I was taken by some of the gear at the British Open a few weeks back. Golf apparel and sponsorship is a huge business. The winner of a major can earn millions in prize money and multiply that many times over in endorsements and sponsorship.
Hats, bags and T-shirts are the key pieces for logo sponsorship. It was estimated that Tiger Woods earned $110m in 2008 from multi-million-dollar endorsement contracts. All that changed following the crash, of course. And I don't mean the economic crash.
There's very little a golfer can wear without logos emblazoned on it. Dustin Johnson, the joint runner up to the jovial Darren Clarke, was the winner in the style stakes at Royal St Georges for me. Head to toe in navy Adidas with white golf shoes and a white belt was a cool look.
Not cool enough for the unflappable Irishman, though. If picking up Â¤1m prize money wasn't enough, Clarke also picked up Â¤2m from Dunlop sportswear for wearing its logo. Both Clarke and Lee Westwood wore the logo for no money up front but for a Â¤2 million payout should either win a Major. Clever Chubby Chandler. Sorry Dunlop, I suspect.
I can understand why golfers' gear is important to them. They need to feel comfortable and confident in what they wear. Some of my friends have all the best gear. They really look the part.
Then they line up to take a shot and I wonder if they're gardening or golfing; they're digging holes all over the course.
If there's one endorsement I'd envy it would be that of Camilo Villegas. His deal with J Lindeberg sees him wear jumpers, trousers, tees, hats, knits and outerwear that are, of course, appropriate but also carry genuine fashion kudos.
Rickie Fowler's orange trousers and shoes raised some eyebrows, I'm sure. Golf shoes are a pretty horrendous affair at the best of times, it must be noted. I simply refuse to ever wear them. It was good to see some sartorial expressionism on the course from Fowler, though.
Puma sponsors all his clothes and the brand is getting its money's worth, too. Fowler's talent is as eye-catching as his clothes.
Ian Poulter is the one golfer on the tour with his own golf clothing range. He's known for his rather eccentric behaviour on the course and has an equally loud range available to match.
'Sports Illustrated' last year voted him one of the worst dressed golfers on tour, with the top position taken by Steve Elkington.
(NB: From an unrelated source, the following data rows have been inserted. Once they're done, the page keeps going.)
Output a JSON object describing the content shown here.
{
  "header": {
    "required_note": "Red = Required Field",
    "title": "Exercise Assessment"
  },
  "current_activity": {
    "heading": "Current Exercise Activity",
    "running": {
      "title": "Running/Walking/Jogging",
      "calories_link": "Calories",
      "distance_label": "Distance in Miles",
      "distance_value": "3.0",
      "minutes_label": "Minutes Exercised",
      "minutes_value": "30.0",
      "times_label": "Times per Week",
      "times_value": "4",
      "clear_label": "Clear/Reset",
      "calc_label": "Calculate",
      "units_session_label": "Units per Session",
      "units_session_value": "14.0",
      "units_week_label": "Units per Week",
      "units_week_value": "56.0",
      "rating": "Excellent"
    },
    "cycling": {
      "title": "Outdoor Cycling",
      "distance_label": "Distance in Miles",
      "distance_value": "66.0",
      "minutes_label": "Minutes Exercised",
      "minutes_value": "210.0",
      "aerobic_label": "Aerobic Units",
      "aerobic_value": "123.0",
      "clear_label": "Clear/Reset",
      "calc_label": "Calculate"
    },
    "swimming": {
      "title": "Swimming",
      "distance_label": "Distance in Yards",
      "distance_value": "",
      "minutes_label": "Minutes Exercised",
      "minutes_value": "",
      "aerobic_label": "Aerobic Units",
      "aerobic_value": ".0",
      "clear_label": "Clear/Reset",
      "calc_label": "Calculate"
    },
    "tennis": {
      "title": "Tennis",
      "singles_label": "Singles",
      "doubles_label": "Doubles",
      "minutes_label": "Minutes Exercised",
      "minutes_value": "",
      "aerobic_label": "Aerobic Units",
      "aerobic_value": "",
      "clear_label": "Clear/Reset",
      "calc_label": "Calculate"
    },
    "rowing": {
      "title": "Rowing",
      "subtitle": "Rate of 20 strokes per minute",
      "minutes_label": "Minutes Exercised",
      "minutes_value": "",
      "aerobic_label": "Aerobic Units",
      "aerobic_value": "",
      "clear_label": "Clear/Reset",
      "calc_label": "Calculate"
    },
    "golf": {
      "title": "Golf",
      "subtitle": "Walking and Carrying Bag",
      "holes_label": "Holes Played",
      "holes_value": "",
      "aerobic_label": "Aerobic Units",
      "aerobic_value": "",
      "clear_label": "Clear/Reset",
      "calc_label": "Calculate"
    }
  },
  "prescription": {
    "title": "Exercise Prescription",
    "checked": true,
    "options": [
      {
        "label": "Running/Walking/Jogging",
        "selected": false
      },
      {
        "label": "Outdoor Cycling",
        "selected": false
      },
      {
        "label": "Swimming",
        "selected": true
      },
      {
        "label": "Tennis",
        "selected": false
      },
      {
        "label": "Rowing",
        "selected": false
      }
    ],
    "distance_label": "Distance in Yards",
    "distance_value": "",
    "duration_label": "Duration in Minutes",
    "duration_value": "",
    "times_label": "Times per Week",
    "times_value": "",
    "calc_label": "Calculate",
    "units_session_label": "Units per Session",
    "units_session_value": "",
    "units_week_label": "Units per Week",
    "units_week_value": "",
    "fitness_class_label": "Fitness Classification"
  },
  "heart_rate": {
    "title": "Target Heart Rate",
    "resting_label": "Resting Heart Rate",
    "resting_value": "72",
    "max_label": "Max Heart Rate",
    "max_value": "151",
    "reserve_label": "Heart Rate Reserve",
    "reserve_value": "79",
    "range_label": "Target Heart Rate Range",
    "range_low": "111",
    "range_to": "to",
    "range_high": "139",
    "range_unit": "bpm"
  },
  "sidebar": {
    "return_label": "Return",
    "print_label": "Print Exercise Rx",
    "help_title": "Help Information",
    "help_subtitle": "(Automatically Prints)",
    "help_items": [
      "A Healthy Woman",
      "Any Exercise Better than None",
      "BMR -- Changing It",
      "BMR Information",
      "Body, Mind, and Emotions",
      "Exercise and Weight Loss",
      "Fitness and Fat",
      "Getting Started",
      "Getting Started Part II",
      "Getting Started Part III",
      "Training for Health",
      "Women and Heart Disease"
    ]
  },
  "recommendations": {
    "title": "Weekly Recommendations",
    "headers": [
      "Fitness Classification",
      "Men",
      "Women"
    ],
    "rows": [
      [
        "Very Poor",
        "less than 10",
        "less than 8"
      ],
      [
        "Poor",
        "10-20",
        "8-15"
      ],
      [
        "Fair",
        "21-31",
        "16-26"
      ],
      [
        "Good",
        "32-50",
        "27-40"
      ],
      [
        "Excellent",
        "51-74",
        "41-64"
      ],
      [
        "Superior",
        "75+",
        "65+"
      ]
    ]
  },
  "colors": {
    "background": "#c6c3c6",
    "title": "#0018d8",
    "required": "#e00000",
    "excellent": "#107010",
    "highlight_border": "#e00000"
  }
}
Whoever he is. Tiger Woods was voted best dressed, surprisingly, ahead of Adam Scott.
I wouldn't be the biggest fan of Poulter's gear, but it's available online at fairwaystyles.com along with all the other ranges including J Lindeberg's Camilo collection and Dunlop, which does nice gear.
The classic golfers' style for me has to be the late, great Seve's. I'm not the biggest golf fan, but icons transcend sporting boundaries. After reading about Seve Ballesteros after he died and looking at pictures of him, it was clear that he was a man of panache and charisma.
The famous picture of him standing on the green, fist clenched having holed, in his navy Slazenger jumper and white shirt, is the epitome of effortless cool. Dustin Johnson wore something similar at this year's British Open, though without a jumper. I feel golfers should always wear jumpers if possible, just like Seve's.
If fashion is cyclical and everything eventually comes back in vogue, then I'm really looking forward to the return of knickerbockers and knee socks. Payne Stewart was a three-time Major winner but he was one of a kind in the style stakes.
His outfit at the 1989 British Open is iconic for me, just like Seve's -- a red flat cap, white polo, pink knickerbockers and white knee socks!
They should have handed over the trophy before a ball was struck. What a man.
I wonder who will be the first to bring them back on the tour. My money's on Darren Clarke. You need cajones for that rig-out and he's got them. Once they return to the tour they'll return to the amateur courses and I'm sure all my golf friends will be rocking them around Ballybunion, Barrow and Slea Head. Then I'll really get into golf just to see that.
So here's to the return of the knicker-bocker. Old trends are best.